I really am not making that up, they chose to do absolutely nothing and watch the slaughter of hundreds of thousands of innocent lives!

However, as is any story, where there are villains, there are also heroes. The UN commander in Rwanda at the time was a man named Romeo Dallaire. Some hero he was. He defied the orders to pull out all his soldiers and stayed in the country. Obviously he wasn’t able so save all the lives, but he saved as many as possible. There was Henry Anyidoho, his Ghanaian deputy. When all or at least most of the other countries pulled out their troops from the United Nations mission, Anyidoho kept his Ghanaian troops. Phillipe Gillard of the Red Cross also stayed in the country. He was backed by the Red Cross international community. And what a job he did. There was a moment he was said to have physically stood up to Colonel Bagosora. If that doesn’t say ‘BRAVE’ I’m not sure what does. Carl Wilkens was also the only American remaining in the country. He didn’t have to stay, but he did. Paul Rusesebagina whose heroics are documented in the Hollywood flick ‘Hotel Rwanda’ was also worth his weight in gold. These are heroes. But I don’t think any hero holds a candle to Captain Mbaye Diagne. He held no gun. He used no force. He confronted the killers harmed with nothing but his charm and smile. He saved many lives driving and ferrying Tutsis to safety. And unfortunately he paid the ultimate price. I ask myself, if Diagne was a Canadian or a British soldier, how much mention and coverage would he get?

Mbaye Diagne: True hero

The genocide is gone and somehow the country has survived. Fortunately with a Tutsi currently in power.

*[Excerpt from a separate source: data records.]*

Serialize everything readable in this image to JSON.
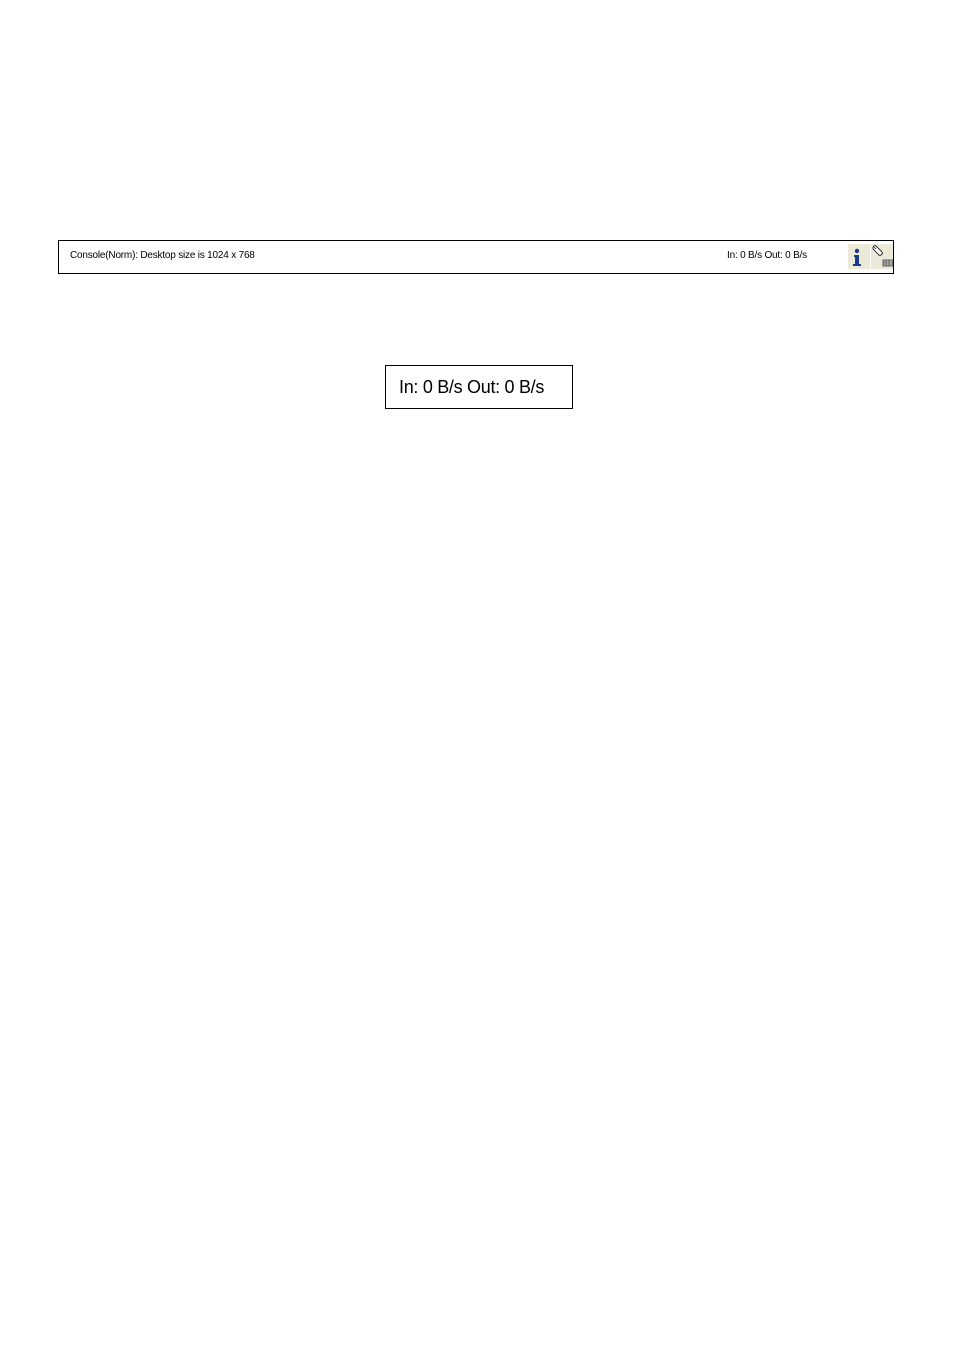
{
  "status_bar": {
    "message": "Console(Norm): Desktop size is 1024 x 768",
    "throughput": "In: 0 B/s Out: 0 B/s",
    "icons": [
      "info-icon",
      "mouse-keyboard-icon"
    ]
  },
  "callout": {
    "throughput": "In: 0 B/s Out: 0 B/s"
  },
  "colors": {
    "border": "#000000",
    "icon_background": "#ece9d8",
    "info_icon": "#1a3b8a"
  }
}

Justice is still being sought in some quarters I can imagine but can there really be justice for such a wide scale of destruction of human lives and souls?